The International Association of Contracts and Commercial Management (IACCM) has researched the effectiveness of contracts and has found that, on average, they leak value at a rate of 9%. Myself and my colleagues have observed a similar rate of wastage over 40 years of performing contract compliance and forensic investigations into awarded contracts.Many companies incur more than 50% of their costs in contracts (in the case of the Oil & Gas industry this can be up to 70%). One would have thought that attention to 9% of leakage this would be a no-brainer. But no . . . . . .
We (CorGuv Ltd) find the following issues on nearly every audit we perform:
- Invoices rarely have the supporting documentation to be properly checked against the contract. (in once case we found that, over 5 years, expenditure of £35,000,000, not one invoice had any contractual rates. This meant that it was not possible that any of the 30 people checking these multiple invoices could have checked them properly).
- Most invoice checkers only cast their eyes over the invoice to spot anything unusual. This, of course, fails to identify systemic problems, which are part of every invoice. Operational staff are often forced into this because they have, neither the time, nor the contractual expertise to understand what needs to be done to check an invoice properly.
- Managers’ assume that Finance Staff are checking invoices. They are not doing so because it is not their responsibility, and they have, neither the familiarity with the T&Cs, nor the commercial expertise or the time to do this.
- In our experience, when questioned, different departments believed other departments were reviewing the invoice detail before payment. In practice no one was performing this important role.
- Busy contract experts are entirely tied up with creating new contracts. Often these are based on existing templates, without assessing the success or otherwise of previous contract using the similar T&Cs.
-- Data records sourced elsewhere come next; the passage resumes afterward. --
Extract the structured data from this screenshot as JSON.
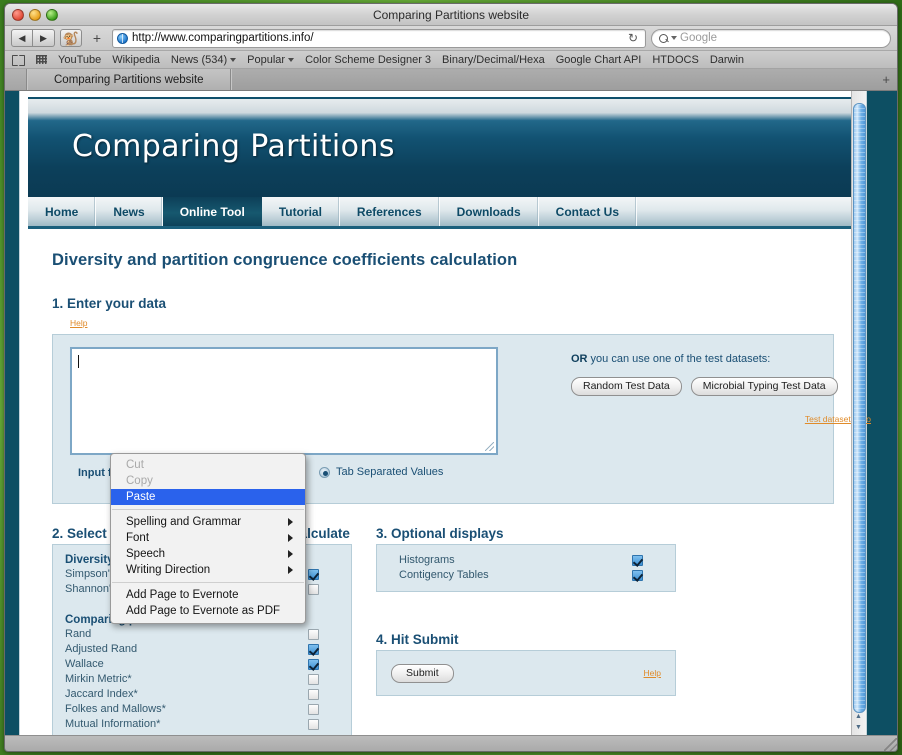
{
  "window": {
    "title": "Comparing Partitions website",
    "traffic_lights": [
      "close",
      "minimize",
      "zoom"
    ]
  },
  "toolbar": {
    "back_icon": "back-arrow-icon",
    "forward_icon": "forward-arrow-icon",
    "evernote_icon": "evernote-elephant-icon",
    "plus_label": "+",
    "url": "http://www.comparingpartitions.info/",
    "reload_glyph": "↻",
    "search_placeholder": "Google"
  },
  "bookmarks": [
    {
      "label": "YouTube",
      "menu": false
    },
    {
      "label": "Wikipedia",
      "menu": false
    },
    {
      "label": "News (534)",
      "menu": true
    },
    {
      "label": "Popular",
      "menu": true
    },
    {
      "label": "Color Scheme Designer 3",
      "menu": false
    },
    {
      "label": "Binary/Decimal/Hexa",
      "menu": false
    },
    {
      "label": "Google Chart API",
      "menu": false
    },
    {
      "label": "HTDOCS",
      "menu": false
    },
    {
      "label": "Darwin",
      "menu": false
    }
  ],
  "tabs": {
    "items": [
      {
        "label": "Comparing Partitions website",
        "active": true
      }
    ],
    "new_tab_label": "+"
  },
  "site": {
    "banner_title": "Comparing Partitions",
    "nav": [
      {
        "label": "Home",
        "active": false
      },
      {
        "label": "News",
        "active": false
      },
      {
        "label": "Online Tool",
        "active": true
      },
      {
        "label": "Tutorial",
        "active": false
      },
      {
        "label": "References",
        "active": false
      },
      {
        "label": "Downloads",
        "active": false
      },
      {
        "label": "Contact Us",
        "active": false
      }
    ],
    "page_title": "Diversity and partition congruence coefficients calculation",
    "step1": {
      "heading": "1. Enter your data",
      "help_label": "Help",
      "textarea_value": "",
      "input_format_label": "Input format:",
      "format_option_selected": "Tab Separated Values",
      "or_prefix": "OR",
      "or_text": " you can use one of the test datasets:",
      "random_button": "Random Test Data",
      "microbial_button": "Microbial Typing Test Data",
      "datasets_info_link": "Test datasets info"
    },
    "step2": {
      "heading": "2. Select the coefficients you want to calculate",
      "diversity_group": "Diversity measures:",
      "diversity_items": [
        {
          "label": "Simpson's Index of diversity",
          "checked": true
        },
        {
          "label": "Shannon's Index of diversity",
          "checked": false
        }
      ],
      "comparing_group": "Comparing partitions coefficients:",
      "comparing_items": [
        {
          "label": "Rand",
          "checked": false
        },
        {
          "label": "Adjusted Rand",
          "checked": true
        },
        {
          "label": "Wallace",
          "checked": true
        },
        {
          "label": "Mirkin Metric*",
          "checked": false
        },
        {
          "label": "Jaccard Index*",
          "checked": false
        },
        {
          "label": "Folkes and Mallows*",
          "checked": false
        },
        {
          "label": "Mutual Information*",
          "checked": false
        }
      ]
    },
    "step3": {
      "heading": "3. Optional displays",
      "items": [
        {
          "label": "Histograms",
          "checked": true
        },
        {
          "label": "Contigency Tables",
          "checked": true
        }
      ]
    },
    "step4": {
      "heading": "4. Hit Submit",
      "submit_label": "Submit",
      "help_label": "Help"
    }
  },
  "context_menu": {
    "items": [
      {
        "label": "Cut",
        "state": "disabled",
        "submenu": false
      },
      {
        "label": "Copy",
        "state": "disabled",
        "submenu": false
      },
      {
        "label": "Paste",
        "state": "selected",
        "submenu": false
      },
      {
        "separator": true
      },
      {
        "label": "Spelling and Grammar",
        "state": "normal",
        "submenu": true
      },
      {
        "label": "Font",
        "state": "normal",
        "submenu": true
      },
      {
        "label": "Speech",
        "state": "normal",
        "submenu": true
      },
      {
        "label": "Writing Direction",
        "state": "normal",
        "submenu": true
      },
      {
        "separator": true
      },
      {
        "label": "Add Page to Evernote",
        "state": "normal",
        "submenu": false
      },
      {
        "label": "Add Page to Evernote as PDF",
        "state": "normal",
        "submenu": false
      }
    ]
  },
  "colors": {
    "accent": "#1a4f74",
    "banner_dark": "#0b3a53",
    "help_link": "#e08b2a",
    "menu_highlight": "#2a62ec",
    "panel_bg": "#dce8ee"
  }
}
- Poorly drafted contracts containing ambiguous or damaging omissions are often directly responsible for value leakage by allowing contractors to overcharge for their services.
- The proliferation of informal agreements made outside of the contract, verbally and in emails, which undermine the contract because the people making them do not understand the Terms & Conditions. These agreements are often made outside the authority limit of the person involved so this is serious stuff, often putting staff in the position where they could be accused of fraudulent behaviour. (a recent example of this cost a company around £1,500,000 in one single, casual agreement. In another case we found that £350,000,000 had been spent with no agreed rates at all because no-one had updated the contract for 5 years).
The underlying cause appears to be that no-one is directly made responsible for the commercial management of the post-award phase of contracts. So no-one notices the, non-compliances, errors, and inefficiencies which result in value leakage. Therefore no lessons are learnt to be fed into the preparation of new contracts. This lack of governance is costing most companies dearly and yet it remains wilfully opaque.
The result of this is two-fold:
- Value Leakage is not detected and contract costs are therefore more than they should be.
- The virtuous cycle of create-measure-learn-improve is broken and there is no improvement in contracts. (We have actually noticed that contracts terms have deteriorated over the years, as expertise is lost and fewer resources are allocated specifically to dedicated contract jobs.)Some organisations are picking up on this but the majority do not even want to discuss it.
And yet the leverage of a relatively few number of contract compliance staff is huge and pays for itself in cash recoveries many times over. (our contract audits pay for themselves in most cases. On average the return on investment is 600-700% in cash recoveries; and even more in internal control improvements).
The unwillingness to face the issue seems to be related to a few reasons:
- The treatment of contract compliance staff as a cost, rather than an investment.
- Resistance of thinking beyond contract award.
- A lack of awareness of contract/cost management.
- Defensiveness of the current management who do not want to be exposed as having allowed wastage on their watch.
So the question we raise in this article is,
“What can be done to raise the profile of this problem and stem the leakage of value from contracts?”
This issue affects anyone with contract commitments, including government departments, councils, ministry of defence, and the oil industry.
Your Thoughts, Please . . . . . . . ?